=== Section Start ===

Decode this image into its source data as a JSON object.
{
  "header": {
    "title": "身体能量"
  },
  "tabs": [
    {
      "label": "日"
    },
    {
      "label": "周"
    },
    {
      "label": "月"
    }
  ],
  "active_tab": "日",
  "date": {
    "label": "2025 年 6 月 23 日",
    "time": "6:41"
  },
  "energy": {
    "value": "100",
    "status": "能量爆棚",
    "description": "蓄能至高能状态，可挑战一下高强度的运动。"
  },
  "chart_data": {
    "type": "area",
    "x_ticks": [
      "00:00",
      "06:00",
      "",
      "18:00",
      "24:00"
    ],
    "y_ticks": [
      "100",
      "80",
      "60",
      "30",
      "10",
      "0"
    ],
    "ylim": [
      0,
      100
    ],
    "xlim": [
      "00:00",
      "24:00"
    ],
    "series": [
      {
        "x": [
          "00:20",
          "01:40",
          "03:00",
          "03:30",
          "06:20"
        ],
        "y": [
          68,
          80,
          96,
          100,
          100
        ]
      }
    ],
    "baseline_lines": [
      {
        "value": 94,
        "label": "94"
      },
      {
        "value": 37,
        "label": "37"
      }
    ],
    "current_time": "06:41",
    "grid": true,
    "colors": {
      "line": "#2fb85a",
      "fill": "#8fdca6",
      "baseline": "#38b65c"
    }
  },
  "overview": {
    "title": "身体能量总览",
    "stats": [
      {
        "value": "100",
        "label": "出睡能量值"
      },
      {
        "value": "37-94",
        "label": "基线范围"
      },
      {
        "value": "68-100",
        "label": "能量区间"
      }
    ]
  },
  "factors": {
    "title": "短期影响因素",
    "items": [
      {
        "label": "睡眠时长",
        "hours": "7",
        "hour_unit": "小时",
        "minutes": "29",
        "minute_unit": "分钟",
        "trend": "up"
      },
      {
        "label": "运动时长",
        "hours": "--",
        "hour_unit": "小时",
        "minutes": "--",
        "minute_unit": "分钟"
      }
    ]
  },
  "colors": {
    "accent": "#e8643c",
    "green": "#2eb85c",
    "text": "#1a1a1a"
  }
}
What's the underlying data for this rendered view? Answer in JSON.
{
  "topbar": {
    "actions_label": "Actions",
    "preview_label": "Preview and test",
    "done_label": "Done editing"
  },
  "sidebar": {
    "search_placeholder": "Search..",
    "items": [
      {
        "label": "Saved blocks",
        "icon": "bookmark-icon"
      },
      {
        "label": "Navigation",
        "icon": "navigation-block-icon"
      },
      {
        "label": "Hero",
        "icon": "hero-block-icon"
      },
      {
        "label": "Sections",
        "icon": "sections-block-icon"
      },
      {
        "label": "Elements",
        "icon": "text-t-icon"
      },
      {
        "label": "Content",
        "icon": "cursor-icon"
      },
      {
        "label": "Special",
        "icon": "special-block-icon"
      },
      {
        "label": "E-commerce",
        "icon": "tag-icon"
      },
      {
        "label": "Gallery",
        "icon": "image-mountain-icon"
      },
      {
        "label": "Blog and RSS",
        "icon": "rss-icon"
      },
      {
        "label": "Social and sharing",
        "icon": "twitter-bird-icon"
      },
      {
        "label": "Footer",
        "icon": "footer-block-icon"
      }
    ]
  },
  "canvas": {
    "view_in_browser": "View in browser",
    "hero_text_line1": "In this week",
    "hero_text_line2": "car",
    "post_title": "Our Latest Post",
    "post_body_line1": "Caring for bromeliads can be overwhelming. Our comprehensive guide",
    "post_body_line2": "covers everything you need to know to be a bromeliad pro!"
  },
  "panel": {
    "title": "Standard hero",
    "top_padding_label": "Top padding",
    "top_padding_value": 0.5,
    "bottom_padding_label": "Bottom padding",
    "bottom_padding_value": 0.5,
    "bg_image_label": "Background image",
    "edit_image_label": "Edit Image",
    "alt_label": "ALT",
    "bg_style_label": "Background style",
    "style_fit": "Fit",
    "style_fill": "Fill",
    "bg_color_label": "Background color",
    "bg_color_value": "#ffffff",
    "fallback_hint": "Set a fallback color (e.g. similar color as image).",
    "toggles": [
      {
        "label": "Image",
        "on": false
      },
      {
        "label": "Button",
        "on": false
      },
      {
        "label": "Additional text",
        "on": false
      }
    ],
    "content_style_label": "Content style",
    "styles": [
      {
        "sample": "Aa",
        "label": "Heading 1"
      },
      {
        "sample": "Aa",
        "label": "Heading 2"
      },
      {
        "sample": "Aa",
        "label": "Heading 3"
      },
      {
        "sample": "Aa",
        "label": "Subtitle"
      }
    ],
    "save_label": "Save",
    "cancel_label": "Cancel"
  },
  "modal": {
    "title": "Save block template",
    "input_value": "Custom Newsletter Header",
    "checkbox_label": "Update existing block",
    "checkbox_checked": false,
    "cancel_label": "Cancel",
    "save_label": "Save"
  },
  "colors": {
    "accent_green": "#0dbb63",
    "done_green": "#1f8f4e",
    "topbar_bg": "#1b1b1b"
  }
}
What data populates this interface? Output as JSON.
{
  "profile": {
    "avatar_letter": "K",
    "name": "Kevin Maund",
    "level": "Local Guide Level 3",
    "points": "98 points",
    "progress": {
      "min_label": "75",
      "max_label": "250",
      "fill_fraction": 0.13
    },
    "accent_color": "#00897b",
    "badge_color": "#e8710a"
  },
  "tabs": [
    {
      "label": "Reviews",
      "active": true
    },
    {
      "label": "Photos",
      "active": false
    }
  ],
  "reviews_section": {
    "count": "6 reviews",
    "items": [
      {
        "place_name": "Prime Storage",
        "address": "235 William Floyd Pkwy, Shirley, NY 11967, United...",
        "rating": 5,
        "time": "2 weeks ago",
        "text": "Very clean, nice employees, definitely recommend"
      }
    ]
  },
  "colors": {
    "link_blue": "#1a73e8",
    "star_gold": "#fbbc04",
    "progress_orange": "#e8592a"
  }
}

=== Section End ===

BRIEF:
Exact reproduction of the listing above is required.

COMPLETED TASK:
Decode this image into its source data as a JSON object.
{
  "header": {
    "title": "身体能量"
  },
  "tabs": [
    {
      "label": "日"
    },
    {
      "label": "周"
    },
    {
      "label": "月"
    }
  ],
  "active_tab": "日",
  "date": {
    "label": "2025 年 6 月 23 日",
    "time": "6:41"
  },
  "energy": {
    "value": "100",
    "status": "能量爆棚",
    "description": "蓄能至高能状态，可挑战一下高强度的运动。"
  },
  "chart_data": {
    "type": "area",
    "x_ticks": [
      "00:00",
      "06:00",
      "",
      "18:00",
      "24:00"
    ],
    "y_ticks": [
      "100",
      "80",
      "60",
      "30",
      "10",
      "0"
    ],
    "ylim": [
      0,
      100
    ],
    "xlim": [
      "00:00",
      "24:00"
    ],
    "series": [
      {
        "x": [
          "00:20",
          "01:40",
          "03:00",
          "03:30",
          "06:20"
        ],
        "y": [
          68,
          80,
          96,
          100,
          100
        ]
      }
    ],
    "baseline_lines": [
      {
        "value": 94,
        "label": "94"
      },
      {
        "value": 37,
        "label": "37"
      }
    ],
    "current_time": "06:41",
    "grid": true,
    "colors": {
      "line": "#2fb85a",
      "fill": "#8fdca6",
      "baseline": "#38b65c"
    }
  },
  "overview": {
    "title": "身体能量总览",
    "stats": [
      {
        "value": "100",
        "label": "出睡能量值"
      },
      {
        "value": "37-94",
        "label": "基线范围"
      },
      {
        "value": "68-100",
        "label": "能量区间"
      }
    ]
  },
  "factors": {
    "title": "短期影响因素",
    "items": [
      {
        "label": "睡眠时长",
        "hours": "7",
        "hour_unit": "小时",
        "minutes": "29",
        "minute_unit": "分钟",
        "trend": "up"
      },
      {
        "label": "运动时长",
        "hours": "--",
        "hour_unit": "小时",
        "minutes": "--",
        "minute_unit": "分钟"
      }
    ]
  },
  "colors": {
    "accent": "#e8643c",
    "green": "#2eb85c",
    "text": "#1a1a1a"
  }
}
What's the underlying data for this rendered view? Answer in JSON.
{
  "topbar": {
    "actions_label": "Actions",
    "preview_label": "Preview and test",
    "done_label": "Done editing"
  },
  "sidebar": {
    "search_placeholder": "Search..",
    "items": [
      {
        "label": "Saved blocks",
        "icon": "bookmark-icon"
      },
      {
        "label": "Navigation",
        "icon": "navigation-block-icon"
      },
      {
        "label": "Hero",
        "icon": "hero-block-icon"
      },
      {
        "label": "Sections",
        "icon": "sections-block-icon"
      },
      {
        "label": "Elements",
        "icon": "text-t-icon"
      },
      {
        "label": "Content",
        "icon": "cursor-icon"
      },
      {
        "label": "Special",
        "icon": "special-block-icon"
      },
      {
        "label": "E-commerce",
        "icon": "tag-icon"
      },
      {
        "label": "Gallery",
        "icon": "image-mountain-icon"
      },
      {
        "label": "Blog and RSS",
        "icon": "rss-icon"
      },
      {
        "label": "Social and sharing",
        "icon": "twitter-bird-icon"
      },
      {
        "label": "Footer",
        "icon": "footer-block-icon"
      }
    ]
  },
  "canvas": {
    "view_in_browser": "View in browser",
    "hero_text_line1": "In this week",
    "hero_text_line2": "car",
    "post_title": "Our Latest Post",
    "post_body_line1": "Caring for bromeliads can be overwhelming. Our comprehensive guide",
    "post_body_line2": "covers everything you need to know to be a bromeliad pro!"
  },
  "panel": {
    "title": "Standard hero",
    "top_padding_label": "Top padding",
    "top_padding_value": 0.5,
    "bottom_padding_label": "Bottom padding",
    "bottom_padding_value": 0.5,
    "bg_image_label": "Background image",
    "edit_image_label": "Edit Image",
    "alt_label": "ALT",
    "bg_style_label": "Background style",
    "style_fit": "Fit",
    "style_fill": "Fill",
    "bg_color_label": "Background color",
    "bg_color_value": "#ffffff",
    "fallback_hint": "Set a fallback color (e.g. similar color as image).",
    "toggles": [
      {
        "label": "Image",
        "on": false
      },
      {
        "label": "Button",
        "on": false
      },
      {
        "label": "Additional text",
        "on": false
      }
    ],
    "content_style_label": "Content style",
    "styles": [
      {
        "sample": "Aa",
        "label": "Heading 1"
      },
      {
        "sample": "Aa",
        "label": "Heading 2"
      },
      {
        "sample": "Aa",
        "label": "Heading 3"
      },
      {
        "sample": "Aa",
        "label": "Subtitle"
      }
    ],
    "save_label": "Save",
    "cancel_label": "Cancel"
  },
  "modal": {
    "title": "Save block template",
    "input_value": "Custom Newsletter Header",
    "checkbox_label": "Update existing block",
    "checkbox_checked": false,
    "cancel_label": "Cancel",
    "save_label": "Save"
  },
  "colors": {
    "accent_green": "#0dbb63",
    "done_green": "#1f8f4e",
    "topbar_bg": "#1b1b1b"
  }
}
What data populates this interface? Output as JSON.
{
  "profile": {
    "avatar_letter": "K",
    "name": "Kevin Maund",
    "level": "Local Guide Level 3",
    "points": "98 points",
    "progress": {
      "min_label": "75",
      "max_label": "250",
      "fill_fraction": 0.13
    },
    "accent_color": "#00897b",
    "badge_color": "#e8710a"
  },
  "tabs": [
    {
      "label": "Reviews",
      "active": true
    },
    {
      "label": "Photos",
      "active": false
    }
  ],
  "reviews_section": {
    "count": "6 reviews",
    "items": [
      {
        "place_name": "Prime Storage",
        "address": "235 William Floyd Pkwy, Shirley, NY 11967, United...",
        "rating": 5,
        "time": "2 weeks ago",
        "text": "Very clean, nice employees, definitely recommend"
      }
    ]
  },
  "colors": {
    "link_blue": "#1a73e8",
    "star_gold": "#fbbc04",
    "progress_orange": "#e8592a"
  }
}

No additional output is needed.